> _Exercise_
Whenever the string "Brain" turns up in a line below, that line should be copied.

(Stored items)
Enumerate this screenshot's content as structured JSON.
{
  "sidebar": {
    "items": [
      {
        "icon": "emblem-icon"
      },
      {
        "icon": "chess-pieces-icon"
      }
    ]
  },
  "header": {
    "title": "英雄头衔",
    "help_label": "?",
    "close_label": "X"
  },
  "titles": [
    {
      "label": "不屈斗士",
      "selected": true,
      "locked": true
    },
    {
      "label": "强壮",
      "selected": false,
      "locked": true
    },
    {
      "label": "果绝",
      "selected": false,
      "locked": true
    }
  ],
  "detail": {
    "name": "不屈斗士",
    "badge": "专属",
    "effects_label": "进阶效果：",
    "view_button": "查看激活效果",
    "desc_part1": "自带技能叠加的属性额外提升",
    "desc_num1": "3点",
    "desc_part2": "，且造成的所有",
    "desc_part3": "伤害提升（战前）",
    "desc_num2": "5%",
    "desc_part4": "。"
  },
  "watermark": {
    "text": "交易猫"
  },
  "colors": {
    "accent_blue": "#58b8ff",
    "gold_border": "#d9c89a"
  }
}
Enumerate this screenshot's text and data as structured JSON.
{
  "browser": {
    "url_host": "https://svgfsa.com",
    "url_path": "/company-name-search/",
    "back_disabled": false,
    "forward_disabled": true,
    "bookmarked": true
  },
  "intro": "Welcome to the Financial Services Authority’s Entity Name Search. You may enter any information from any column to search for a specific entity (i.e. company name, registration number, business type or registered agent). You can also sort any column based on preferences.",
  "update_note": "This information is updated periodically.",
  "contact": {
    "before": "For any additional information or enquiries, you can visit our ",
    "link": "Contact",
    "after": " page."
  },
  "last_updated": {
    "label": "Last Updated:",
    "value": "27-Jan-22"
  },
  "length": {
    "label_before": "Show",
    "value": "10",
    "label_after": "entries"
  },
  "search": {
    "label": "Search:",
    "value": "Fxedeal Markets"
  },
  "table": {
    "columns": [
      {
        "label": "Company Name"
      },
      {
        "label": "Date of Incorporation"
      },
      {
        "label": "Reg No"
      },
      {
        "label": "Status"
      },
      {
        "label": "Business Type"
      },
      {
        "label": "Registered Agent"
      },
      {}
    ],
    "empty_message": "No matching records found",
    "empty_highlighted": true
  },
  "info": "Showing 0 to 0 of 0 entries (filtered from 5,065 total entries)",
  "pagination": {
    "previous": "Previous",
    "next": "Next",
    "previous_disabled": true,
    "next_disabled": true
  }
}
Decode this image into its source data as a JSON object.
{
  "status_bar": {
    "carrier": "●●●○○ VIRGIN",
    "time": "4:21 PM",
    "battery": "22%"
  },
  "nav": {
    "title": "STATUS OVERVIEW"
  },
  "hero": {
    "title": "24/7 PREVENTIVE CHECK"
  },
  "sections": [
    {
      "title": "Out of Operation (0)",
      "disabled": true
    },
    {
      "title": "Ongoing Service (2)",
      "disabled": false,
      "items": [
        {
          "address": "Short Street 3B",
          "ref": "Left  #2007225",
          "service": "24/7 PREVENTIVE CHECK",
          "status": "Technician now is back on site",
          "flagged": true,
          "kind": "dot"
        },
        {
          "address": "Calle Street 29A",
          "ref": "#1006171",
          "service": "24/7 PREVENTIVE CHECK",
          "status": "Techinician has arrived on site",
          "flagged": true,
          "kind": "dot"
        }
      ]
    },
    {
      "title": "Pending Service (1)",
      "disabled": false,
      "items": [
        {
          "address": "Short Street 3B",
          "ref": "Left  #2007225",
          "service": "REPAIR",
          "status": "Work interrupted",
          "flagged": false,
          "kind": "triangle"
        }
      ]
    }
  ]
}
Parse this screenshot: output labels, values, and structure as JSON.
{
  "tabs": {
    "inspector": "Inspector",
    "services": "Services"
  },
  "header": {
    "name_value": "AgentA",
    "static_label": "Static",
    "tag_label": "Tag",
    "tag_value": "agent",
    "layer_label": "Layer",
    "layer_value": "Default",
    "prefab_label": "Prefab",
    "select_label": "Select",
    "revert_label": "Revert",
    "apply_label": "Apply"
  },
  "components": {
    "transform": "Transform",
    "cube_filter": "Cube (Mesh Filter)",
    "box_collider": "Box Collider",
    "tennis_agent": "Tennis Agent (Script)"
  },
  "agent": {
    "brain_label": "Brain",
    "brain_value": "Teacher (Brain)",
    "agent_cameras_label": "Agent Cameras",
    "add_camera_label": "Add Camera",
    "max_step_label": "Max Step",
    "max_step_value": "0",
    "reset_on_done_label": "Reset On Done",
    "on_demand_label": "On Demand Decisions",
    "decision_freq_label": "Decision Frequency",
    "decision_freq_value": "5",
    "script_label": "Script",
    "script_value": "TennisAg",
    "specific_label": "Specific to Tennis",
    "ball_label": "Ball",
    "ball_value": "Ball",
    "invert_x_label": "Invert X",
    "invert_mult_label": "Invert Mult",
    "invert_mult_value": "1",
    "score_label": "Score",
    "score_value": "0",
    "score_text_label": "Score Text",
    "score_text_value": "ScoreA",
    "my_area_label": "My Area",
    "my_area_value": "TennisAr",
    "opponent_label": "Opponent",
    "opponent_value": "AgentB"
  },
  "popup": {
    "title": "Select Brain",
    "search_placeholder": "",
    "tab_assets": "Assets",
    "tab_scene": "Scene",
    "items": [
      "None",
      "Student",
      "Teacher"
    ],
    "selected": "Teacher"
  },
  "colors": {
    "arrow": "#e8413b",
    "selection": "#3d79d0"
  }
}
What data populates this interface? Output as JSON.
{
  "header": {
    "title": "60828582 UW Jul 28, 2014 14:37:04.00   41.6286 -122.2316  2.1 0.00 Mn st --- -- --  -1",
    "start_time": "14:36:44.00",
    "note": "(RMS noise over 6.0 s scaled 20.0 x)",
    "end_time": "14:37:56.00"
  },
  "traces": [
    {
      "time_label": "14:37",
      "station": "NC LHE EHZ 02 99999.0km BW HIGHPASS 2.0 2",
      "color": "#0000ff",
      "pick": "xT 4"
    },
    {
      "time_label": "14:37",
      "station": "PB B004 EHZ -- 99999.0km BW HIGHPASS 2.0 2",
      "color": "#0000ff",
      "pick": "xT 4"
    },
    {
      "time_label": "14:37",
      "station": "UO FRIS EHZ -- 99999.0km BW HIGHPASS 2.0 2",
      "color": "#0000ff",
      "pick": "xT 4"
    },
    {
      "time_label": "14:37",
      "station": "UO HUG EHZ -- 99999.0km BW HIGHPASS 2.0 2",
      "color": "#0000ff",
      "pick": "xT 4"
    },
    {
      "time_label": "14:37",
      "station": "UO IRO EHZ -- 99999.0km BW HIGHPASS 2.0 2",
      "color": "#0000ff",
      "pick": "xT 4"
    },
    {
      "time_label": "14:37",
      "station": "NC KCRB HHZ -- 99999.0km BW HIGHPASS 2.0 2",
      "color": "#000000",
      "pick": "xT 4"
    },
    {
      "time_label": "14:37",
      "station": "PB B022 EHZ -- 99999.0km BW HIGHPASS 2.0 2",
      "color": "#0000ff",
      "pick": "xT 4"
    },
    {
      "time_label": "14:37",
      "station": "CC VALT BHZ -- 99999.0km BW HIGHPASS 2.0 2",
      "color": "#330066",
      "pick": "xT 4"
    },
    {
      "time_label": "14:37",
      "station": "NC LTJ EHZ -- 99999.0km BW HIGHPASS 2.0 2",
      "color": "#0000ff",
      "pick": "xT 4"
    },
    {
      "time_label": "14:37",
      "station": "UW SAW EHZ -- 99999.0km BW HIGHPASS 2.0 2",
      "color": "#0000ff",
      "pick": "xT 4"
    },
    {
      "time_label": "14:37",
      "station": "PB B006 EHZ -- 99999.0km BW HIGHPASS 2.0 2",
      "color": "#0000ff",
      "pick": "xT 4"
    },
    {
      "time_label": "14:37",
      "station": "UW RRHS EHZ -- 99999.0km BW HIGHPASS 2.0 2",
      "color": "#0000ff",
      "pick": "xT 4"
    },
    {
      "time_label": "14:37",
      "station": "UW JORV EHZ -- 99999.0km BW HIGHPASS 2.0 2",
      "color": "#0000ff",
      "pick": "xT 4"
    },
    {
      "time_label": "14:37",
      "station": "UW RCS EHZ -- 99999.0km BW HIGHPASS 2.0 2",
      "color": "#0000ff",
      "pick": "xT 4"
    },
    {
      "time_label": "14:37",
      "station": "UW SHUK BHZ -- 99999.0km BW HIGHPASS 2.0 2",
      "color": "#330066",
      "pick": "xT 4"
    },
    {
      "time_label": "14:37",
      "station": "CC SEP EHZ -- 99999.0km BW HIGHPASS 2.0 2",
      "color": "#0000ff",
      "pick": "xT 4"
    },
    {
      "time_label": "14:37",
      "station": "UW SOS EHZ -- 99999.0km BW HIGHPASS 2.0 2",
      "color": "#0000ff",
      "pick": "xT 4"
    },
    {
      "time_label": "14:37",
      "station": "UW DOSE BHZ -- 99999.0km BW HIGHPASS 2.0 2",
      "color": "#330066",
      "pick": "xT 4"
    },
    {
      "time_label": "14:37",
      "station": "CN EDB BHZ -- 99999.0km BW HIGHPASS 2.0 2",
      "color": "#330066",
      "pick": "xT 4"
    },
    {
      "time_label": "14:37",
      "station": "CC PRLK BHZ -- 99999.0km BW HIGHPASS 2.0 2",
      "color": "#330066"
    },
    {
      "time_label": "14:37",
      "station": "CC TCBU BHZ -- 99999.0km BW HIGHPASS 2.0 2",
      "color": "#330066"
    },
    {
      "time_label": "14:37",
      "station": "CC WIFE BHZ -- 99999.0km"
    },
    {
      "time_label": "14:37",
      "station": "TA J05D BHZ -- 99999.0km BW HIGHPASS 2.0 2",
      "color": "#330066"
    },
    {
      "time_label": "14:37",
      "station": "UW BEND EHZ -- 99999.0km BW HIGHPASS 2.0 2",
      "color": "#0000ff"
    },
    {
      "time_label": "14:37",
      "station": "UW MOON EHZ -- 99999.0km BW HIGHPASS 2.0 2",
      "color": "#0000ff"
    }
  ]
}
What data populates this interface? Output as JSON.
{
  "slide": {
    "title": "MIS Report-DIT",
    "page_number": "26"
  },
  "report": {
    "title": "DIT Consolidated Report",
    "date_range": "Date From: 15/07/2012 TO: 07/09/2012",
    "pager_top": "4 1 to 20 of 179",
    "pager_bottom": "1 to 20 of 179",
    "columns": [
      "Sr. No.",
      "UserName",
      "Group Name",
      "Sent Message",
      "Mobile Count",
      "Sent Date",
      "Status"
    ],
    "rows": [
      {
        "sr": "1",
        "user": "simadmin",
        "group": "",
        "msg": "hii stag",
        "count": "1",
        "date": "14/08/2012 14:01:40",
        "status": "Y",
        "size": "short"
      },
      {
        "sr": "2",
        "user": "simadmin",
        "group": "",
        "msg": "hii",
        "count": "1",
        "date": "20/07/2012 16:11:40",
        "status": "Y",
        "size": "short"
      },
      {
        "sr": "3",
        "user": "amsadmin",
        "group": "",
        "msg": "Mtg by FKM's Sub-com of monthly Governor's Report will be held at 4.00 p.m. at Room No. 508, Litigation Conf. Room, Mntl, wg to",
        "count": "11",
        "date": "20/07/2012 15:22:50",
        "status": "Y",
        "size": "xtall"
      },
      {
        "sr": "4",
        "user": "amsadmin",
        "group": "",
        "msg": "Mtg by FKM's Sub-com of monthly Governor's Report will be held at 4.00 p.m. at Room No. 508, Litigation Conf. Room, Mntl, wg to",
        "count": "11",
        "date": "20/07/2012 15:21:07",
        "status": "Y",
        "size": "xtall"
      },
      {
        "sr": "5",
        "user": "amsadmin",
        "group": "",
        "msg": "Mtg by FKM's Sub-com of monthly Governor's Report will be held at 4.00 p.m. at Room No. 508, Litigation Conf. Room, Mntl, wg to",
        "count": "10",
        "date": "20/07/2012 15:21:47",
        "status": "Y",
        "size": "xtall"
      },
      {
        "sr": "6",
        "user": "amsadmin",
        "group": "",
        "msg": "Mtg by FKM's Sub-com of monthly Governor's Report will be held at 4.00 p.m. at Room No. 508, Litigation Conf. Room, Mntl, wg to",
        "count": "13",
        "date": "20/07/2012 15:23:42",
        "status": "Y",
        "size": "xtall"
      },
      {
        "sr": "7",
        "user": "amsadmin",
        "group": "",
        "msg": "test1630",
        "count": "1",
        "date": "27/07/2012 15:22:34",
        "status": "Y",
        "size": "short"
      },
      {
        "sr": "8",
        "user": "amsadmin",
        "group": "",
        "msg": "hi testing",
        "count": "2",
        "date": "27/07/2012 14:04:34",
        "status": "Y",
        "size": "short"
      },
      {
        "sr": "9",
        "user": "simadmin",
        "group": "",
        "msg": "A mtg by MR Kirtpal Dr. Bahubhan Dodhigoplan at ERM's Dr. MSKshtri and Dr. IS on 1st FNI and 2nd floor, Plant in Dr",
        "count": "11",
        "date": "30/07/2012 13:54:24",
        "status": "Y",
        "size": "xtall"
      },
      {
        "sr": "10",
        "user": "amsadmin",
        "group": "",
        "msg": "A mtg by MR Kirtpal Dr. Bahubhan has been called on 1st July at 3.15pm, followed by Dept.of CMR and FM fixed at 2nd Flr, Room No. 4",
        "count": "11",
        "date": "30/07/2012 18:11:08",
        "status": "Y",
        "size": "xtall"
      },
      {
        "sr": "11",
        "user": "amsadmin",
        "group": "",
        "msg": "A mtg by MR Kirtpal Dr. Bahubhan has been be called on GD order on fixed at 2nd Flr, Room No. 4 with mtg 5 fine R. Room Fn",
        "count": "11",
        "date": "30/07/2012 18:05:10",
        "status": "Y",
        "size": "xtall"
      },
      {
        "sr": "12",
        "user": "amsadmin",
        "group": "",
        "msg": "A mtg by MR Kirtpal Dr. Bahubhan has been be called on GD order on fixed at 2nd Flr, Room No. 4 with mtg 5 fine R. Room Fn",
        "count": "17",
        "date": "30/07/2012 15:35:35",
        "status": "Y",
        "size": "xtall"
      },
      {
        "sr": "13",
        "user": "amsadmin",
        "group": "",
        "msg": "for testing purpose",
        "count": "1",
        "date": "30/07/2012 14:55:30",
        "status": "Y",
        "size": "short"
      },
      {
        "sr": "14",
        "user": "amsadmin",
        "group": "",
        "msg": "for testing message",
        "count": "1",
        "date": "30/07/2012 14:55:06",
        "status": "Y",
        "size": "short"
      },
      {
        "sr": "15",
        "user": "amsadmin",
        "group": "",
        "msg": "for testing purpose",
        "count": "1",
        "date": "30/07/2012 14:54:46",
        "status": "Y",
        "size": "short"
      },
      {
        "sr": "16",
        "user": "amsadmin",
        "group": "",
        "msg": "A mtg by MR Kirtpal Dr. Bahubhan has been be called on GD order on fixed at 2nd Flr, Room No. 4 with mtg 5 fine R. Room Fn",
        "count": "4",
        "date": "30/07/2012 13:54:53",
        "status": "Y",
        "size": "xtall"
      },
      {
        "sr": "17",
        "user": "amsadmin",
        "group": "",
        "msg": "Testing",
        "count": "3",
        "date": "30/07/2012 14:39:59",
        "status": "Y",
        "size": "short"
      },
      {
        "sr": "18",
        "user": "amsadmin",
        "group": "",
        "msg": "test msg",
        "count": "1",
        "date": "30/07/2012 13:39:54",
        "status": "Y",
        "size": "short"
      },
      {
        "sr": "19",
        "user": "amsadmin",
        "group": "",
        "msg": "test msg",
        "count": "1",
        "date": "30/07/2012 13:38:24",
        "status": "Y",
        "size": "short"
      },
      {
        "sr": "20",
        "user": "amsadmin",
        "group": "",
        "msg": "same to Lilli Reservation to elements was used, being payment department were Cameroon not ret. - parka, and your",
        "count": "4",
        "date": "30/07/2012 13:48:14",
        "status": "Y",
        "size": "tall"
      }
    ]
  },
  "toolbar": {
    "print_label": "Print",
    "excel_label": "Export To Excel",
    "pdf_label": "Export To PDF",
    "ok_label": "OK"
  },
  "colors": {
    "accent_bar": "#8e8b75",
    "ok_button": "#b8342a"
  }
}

> _Problem solution_
    "brain_label": "Brain",
    "brain_value": "Teacher (Brain)",
    "title": "Select Brain",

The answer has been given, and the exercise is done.